As a conscientious coffee addict, my moral code has often demanded that I find the best means by which to reduce the exploitation that occurs prior to my purchase of each welcome cup, without having to compromise the scale of my dependency.
Until recently, I generally tried to purchase my thrice-daily lattes from places that exclusively brew Fair Trade certified coffee, having been inundated with e-mails and pamphlets from Oxfam over the years about why this would make me a better person.
But the photo of the smiling Peruvian farmer on the packets of Fair Trade coffee does little to convey all the facts. Yet, we are led to believe that the best way to deal with the guilt induced by drinking excessive amounts of coffee is to simply frequent cafes that stock Fair Trade. Easy! Conscience appeased!
Certainly it appears to be a program that was developed and put into action with the best of intentions. However, good intentions are not enough to rectify the dismal conditions most coffee farmers around the world continue to live in.
Unfortunately, the Fair Trade movement is unlikely to ever cater to the needs of enough farmers for it to be the most effective way to ethically satisfy our caffeine dependencies, despite the recognition and awareness it has gained. But, like anything with mainstream appeal, it was only a matter of time before the problems associated with Fair Trade came to light.
Firstly, several factors can dictate a farmer's ability to acquire Fair Trade accreditation, regardless of their adherence to its standards of ethical practice. For example, many farms are excluded from receiving certification because they are either too large, cannot afford the fees for an inspection (which, naturally, are obligatory) or because they are required to join a co-operative to receive Fair Trade certification, and many who own the land on which they are farming coffee beans are unwilling to do so.
Another major concern is the fact that the very premise of Fair Trade is to guarantee a price for farmers, but unlike most industries, and indeed unlike the open market for coffee beans, this price is not determined by the quality of the product.
A report by the Telegraph (UK) in 2008 suggested that many farmers were selling their good quality beans in the open market to acquire a price per pound higher than that required by Fair Trade, and offloading their lesser beans in the Fair Trade market where they receive a reasonable price, unaffected by the quality of the beans and thus providing no incentive to farmers to grow them to a better standard.
As a result, a vast amount of the coffee beans on the Fair Trade market are grown from the Coffea robusta plant, an inferior type that is cheaper to produce.

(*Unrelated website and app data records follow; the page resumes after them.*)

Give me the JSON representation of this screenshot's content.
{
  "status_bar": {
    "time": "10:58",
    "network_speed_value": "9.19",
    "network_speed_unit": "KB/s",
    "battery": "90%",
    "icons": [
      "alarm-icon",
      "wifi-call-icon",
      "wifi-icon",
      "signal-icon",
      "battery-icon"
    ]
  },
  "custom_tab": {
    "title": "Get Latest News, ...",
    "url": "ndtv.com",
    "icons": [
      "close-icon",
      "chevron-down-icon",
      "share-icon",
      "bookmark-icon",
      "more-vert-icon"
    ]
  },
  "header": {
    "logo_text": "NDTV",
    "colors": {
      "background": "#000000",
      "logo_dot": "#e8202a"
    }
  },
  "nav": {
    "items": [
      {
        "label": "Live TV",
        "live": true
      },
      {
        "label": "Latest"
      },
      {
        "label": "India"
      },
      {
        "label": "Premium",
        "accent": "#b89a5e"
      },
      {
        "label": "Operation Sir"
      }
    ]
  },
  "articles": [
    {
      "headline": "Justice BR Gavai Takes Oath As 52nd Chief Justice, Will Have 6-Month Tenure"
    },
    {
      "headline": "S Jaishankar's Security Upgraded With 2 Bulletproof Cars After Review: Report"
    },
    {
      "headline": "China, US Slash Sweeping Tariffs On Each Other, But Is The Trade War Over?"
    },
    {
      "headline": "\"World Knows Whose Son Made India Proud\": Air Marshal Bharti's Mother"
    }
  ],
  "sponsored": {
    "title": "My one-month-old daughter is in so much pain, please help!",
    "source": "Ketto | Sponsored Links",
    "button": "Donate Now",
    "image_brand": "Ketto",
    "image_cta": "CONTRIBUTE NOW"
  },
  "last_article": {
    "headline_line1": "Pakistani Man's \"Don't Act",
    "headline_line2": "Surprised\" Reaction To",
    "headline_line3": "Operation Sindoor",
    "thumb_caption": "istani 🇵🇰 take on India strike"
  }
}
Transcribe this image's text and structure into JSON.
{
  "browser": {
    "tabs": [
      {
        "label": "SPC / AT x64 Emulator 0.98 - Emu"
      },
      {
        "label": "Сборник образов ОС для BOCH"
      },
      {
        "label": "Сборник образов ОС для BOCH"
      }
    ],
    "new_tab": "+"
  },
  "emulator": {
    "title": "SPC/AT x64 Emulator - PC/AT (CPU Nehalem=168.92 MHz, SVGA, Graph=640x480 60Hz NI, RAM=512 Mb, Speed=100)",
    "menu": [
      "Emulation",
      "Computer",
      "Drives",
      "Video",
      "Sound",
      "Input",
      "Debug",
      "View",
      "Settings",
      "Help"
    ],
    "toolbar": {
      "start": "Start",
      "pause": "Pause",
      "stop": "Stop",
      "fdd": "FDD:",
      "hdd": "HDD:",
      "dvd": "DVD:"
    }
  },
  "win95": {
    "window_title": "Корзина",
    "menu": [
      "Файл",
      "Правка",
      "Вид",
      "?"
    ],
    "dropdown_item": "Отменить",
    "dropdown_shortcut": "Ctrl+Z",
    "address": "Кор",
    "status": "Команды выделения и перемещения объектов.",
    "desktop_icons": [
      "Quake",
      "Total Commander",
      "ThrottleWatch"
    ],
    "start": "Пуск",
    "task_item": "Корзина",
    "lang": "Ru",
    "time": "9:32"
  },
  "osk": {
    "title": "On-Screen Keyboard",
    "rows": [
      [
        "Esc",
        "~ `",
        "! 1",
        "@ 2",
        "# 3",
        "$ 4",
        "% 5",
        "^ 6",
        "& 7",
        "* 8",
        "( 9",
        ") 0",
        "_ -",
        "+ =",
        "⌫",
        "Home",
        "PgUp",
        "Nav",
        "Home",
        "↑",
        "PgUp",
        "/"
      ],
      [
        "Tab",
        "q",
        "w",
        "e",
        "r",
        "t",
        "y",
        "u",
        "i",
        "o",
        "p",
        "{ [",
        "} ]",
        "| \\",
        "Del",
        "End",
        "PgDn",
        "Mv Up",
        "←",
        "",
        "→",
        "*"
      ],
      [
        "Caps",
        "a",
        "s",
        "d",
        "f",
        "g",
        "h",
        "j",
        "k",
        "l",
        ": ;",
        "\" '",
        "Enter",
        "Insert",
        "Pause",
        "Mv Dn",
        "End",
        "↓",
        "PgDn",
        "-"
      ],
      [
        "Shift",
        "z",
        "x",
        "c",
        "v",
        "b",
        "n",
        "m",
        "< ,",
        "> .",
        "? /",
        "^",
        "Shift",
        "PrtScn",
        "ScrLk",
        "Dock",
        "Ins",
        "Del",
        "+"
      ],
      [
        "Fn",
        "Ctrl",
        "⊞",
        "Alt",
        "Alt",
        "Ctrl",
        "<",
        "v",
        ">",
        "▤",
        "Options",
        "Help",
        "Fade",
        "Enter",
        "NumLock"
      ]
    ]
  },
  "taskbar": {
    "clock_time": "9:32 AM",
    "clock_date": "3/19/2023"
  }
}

To give some context to its inadequacy compared to the Coffea arabica bean, generally favored by roasters and baristas with a bit of pride in their product, instant coffee usually consists of Coffea robusta beans which are often burnt to strip them of their naturally occurring ‘flavor' (term used loosely) so that they can be enhanced (or, made tolerable) by the addition of artificial flavors.
Furthermore, the Fair Trade price does not fluctuate in accordance with the current demands of the market. Which is great when coffee beans are in abundance and farmers are struggling in a competitive market, but also means that they are unable to demand higher prices when beans are not being produced in great quantities.
Over the course of 2008, Starbucks paid an average of $1.49 per pound of coffee beans. The real question we should be asking is not what percentage of their coffee is Fair Trade certified, but rather why farmers are only receiving $1.49 for an amount of coffee that produces around 50 cups, for which we are paying upwards of $3 per cup.
Such mega corporations can certainly afford to pay more (and, to be fair, Starbucks generally does pay more for its beans than the Fair Trade price, presently at $1.25 per pound according to TransFair USA) and this is the real demand we should be making: that they increase the price per pound that they pay for coffee beans, regardless of its Fair Trade status, to help curb the blatant exploitation currently taking place.
There are always going to be flaws in any program, even those designed to improve the quality of life of those less fortunate than we are. But it seems the best way to ensure farmers receive truly fair prices is to put your money towards good quality coffee and create a greater demand for the beans that guarantee higher prices for the farmers who grow them.
And now, you have an ethical obligation to avoid instant coffee.
— Dunja Nedic is an Australian exchange student. She can be reached at firstname.lastname@example.org